That’s all one move, for one character. And that’s all I alone know of. That’s what the new Smash Bros. seems to be about.

As we’ve explored before, Smash Bros.‘ most passionate seem to play a different game than the one that was made. The game, littered with randomizing items and potential upsets to tip scales for new players, is always stripped back for an incredibly technical experience. This is a fanbase that retreated to Melee as it fit their politics years later, something that has likely puzzled Nintendo since.

Nintendo used to seem intimidated by the devoted Smash Bros. fans. It was only a year ago that Nintendo was seeking to stop the game from being included at Evo, seemingly intimidated by the idea of their properties being used so triumphantly by a second party, for something they perhaps didn’t entirely understand.

That appears to have changed. In fact, to celebrate Smash Bros. at E3, Nintendo livestreamed their own tournament, letting challengers get their mitts on a game they’re passionately awaiting. Now that the demo for the new Smash Bros. is floating around, and I managed to get in on that sweet, high-Twitter-demanded action, I see now that Nintendo is embracing the devotees much more intensely than simply arranging matches. They’re designing Smash Bros. around the way they play.

While there’s always been a lot of calamity going on in Smash Bros., a large percentage of it was more discovered than created. Nintendo gave players the items, the move sets, the stages and a couple elements shared between them, but it’s the players who have been determined over the years to find and exploit the most efficient, aggressive ways to play. What attacks can pierce through other attacks, where is each character’s hit-box, and so on. You can’t help but wonder if Sakurai ever expected edge-hogging to be a thing.

Apparently, edge-hogging cannot be done in the new Smash Bros.

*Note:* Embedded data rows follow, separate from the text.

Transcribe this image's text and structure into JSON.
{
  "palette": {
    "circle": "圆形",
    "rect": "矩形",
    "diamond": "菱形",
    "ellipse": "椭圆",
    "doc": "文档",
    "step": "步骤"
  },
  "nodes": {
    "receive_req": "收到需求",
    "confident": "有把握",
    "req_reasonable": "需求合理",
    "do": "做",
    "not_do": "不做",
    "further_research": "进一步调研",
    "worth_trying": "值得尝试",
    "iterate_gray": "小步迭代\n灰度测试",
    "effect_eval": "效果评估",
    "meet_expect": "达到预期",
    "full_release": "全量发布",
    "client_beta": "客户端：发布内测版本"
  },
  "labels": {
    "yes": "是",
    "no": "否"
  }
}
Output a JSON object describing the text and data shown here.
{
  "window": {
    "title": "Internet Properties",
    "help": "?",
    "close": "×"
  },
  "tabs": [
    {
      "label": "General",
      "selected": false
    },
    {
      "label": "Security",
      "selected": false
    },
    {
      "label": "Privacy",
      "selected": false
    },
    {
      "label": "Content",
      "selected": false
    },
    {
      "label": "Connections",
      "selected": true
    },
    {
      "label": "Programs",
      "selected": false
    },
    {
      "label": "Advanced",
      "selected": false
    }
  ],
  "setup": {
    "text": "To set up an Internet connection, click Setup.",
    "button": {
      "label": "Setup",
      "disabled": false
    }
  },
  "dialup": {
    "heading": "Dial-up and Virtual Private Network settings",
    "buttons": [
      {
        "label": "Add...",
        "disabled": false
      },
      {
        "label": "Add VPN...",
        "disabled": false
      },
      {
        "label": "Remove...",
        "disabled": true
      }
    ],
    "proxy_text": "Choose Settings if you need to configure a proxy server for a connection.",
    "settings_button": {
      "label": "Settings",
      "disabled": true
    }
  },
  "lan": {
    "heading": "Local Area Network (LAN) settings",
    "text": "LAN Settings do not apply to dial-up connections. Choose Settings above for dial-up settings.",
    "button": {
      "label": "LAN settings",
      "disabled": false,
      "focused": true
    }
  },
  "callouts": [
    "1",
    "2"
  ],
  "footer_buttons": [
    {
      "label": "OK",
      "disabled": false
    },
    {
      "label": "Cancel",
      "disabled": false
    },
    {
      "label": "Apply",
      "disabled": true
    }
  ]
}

It is fans, not Nintendo, who have redefined the way the game is played, and that’s a gorgeous thing. It is fans who have made Samurai Gunn and Towerfall, which seek to create similar nuances, things for players to stumble upon in the heat of battle. It is fans who share their tips, their tricks, like advice into the ears of arcade strangers. It is fans, not Nintendo, who have developed Project M, their idyllic version. While this new game may not be Nintendo trying to cut them off at the pass, it might be the first time we’ve seen Nintendo start to meet them half-way.

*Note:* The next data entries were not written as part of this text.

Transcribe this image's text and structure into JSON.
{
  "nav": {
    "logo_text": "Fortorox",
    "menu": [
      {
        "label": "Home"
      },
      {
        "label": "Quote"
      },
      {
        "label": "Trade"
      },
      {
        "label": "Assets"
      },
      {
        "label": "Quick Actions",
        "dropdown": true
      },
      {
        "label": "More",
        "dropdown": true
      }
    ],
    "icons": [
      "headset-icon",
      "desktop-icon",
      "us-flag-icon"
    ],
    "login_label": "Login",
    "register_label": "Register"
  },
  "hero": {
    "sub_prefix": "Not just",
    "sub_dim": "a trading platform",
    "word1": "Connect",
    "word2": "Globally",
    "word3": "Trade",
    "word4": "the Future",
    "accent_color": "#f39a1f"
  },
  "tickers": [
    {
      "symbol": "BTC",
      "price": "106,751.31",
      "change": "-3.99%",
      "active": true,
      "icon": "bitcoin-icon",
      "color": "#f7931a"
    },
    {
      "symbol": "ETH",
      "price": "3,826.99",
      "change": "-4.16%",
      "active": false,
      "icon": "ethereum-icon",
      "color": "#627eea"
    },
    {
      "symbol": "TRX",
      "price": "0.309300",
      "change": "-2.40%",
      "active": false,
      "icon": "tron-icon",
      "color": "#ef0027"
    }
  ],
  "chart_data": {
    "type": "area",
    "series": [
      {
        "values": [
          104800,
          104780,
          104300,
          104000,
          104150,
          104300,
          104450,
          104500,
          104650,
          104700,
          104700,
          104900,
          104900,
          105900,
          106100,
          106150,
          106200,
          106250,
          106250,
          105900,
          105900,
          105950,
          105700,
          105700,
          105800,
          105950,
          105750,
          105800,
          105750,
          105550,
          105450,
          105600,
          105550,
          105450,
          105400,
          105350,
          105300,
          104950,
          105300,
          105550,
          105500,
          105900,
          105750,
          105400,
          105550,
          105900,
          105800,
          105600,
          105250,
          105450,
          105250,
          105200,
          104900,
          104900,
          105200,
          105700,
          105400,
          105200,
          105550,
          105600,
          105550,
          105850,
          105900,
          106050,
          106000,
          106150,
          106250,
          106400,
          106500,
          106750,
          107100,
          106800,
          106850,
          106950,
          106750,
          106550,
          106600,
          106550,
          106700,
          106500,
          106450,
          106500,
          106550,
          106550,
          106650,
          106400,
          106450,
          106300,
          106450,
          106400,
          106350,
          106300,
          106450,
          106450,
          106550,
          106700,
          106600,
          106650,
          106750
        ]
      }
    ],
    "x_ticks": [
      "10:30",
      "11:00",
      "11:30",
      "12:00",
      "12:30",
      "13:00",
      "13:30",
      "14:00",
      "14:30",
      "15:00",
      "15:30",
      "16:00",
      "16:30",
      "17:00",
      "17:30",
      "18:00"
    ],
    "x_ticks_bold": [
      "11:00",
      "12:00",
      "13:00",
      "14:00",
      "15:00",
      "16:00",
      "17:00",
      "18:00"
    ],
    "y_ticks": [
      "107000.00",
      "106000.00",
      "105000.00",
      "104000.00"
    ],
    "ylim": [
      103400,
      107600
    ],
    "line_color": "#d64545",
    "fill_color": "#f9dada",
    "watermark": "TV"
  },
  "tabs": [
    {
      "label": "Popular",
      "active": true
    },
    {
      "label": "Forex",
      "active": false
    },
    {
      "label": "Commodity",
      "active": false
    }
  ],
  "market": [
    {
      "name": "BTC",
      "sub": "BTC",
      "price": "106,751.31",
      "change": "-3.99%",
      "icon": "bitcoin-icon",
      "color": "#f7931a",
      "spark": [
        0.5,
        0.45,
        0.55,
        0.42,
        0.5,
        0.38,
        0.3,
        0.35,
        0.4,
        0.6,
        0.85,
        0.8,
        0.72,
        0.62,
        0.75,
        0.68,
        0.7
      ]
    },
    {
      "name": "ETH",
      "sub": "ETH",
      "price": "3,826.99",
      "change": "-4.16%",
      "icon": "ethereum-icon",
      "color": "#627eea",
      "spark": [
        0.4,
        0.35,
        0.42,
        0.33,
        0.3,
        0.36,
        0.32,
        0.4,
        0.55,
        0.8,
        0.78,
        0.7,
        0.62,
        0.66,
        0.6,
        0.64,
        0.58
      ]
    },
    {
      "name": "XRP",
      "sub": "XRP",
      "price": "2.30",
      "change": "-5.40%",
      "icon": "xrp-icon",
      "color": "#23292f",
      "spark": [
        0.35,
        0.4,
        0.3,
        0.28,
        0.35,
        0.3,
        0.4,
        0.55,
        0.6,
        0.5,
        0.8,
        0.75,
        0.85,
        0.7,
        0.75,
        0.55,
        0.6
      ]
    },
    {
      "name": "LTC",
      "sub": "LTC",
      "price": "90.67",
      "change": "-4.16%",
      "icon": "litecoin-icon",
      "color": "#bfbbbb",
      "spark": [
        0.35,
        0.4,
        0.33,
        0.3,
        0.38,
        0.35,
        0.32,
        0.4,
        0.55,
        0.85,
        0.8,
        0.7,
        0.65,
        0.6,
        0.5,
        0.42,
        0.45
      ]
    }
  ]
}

The demo only lets you play as the Villager, Mega Man, Link, Pikachu and Mario, and only play on Battlefield, Smash Bros.’ neutral stage. So because I, and I’m sure oodles and noodles of others, want to play this thing, even if it isn’t much, it means we’ll be playing what we have with a bit of scrutiny.

I didn’t have to work hard to notice all the weird things the Animal Crossing Villager’s tree could do. These were field notes that could be gathered from about an hour’s of play. There were similar observations about a bunch of his other attacks, the Gyroid rocket, the pocket grab, the bowling ball drop. The tree felt like it had the most branches.

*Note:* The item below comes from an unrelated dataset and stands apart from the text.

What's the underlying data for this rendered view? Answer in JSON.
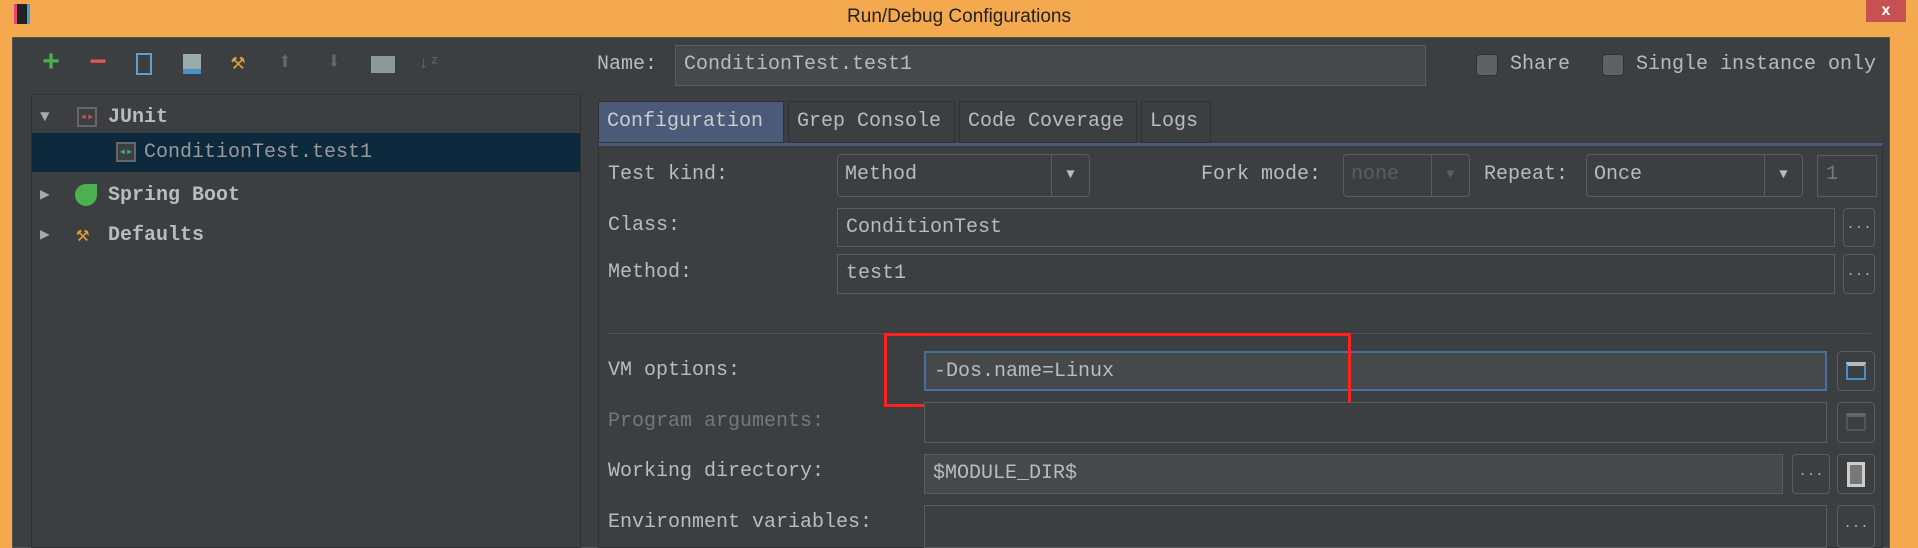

Nintendo is embracing the devotees much more intensely.

It feels like the years of insider tips from the other games were going in fast-forward. It feels like Nintendo is just giving it to us. This doesn’t seem like the moveset of the original characters that look basic by comparison. This feels premeditated.

Now, in the coming months, a lot more will be made clear. This is after all, a teaser, and maybe the Villager’s kooky move set is a quiet salsa sampler at Whole Foods, something intentionally put out there to make us wonder what the other salsas taste like. With other chips, even.

But it in any case, it is fascinating. Nintendo isn’t known to just go for fan service. Recycling their own nostalgia, sure, but still making games independently of a chorus. Over the years, Smash Bros. has fostered a passion perhaps only rivalled by their Pokémon base, and unlike Pokémon, a base which played the game radically to their own terms. Whatever anxiety Nintendo had when trying to tamper with Evo are gone, and now they’re embracing this evolved audience in a way we’ve never seen, with the game being tailor made for them.Who knows, in short, what will sprout out of the ground this time.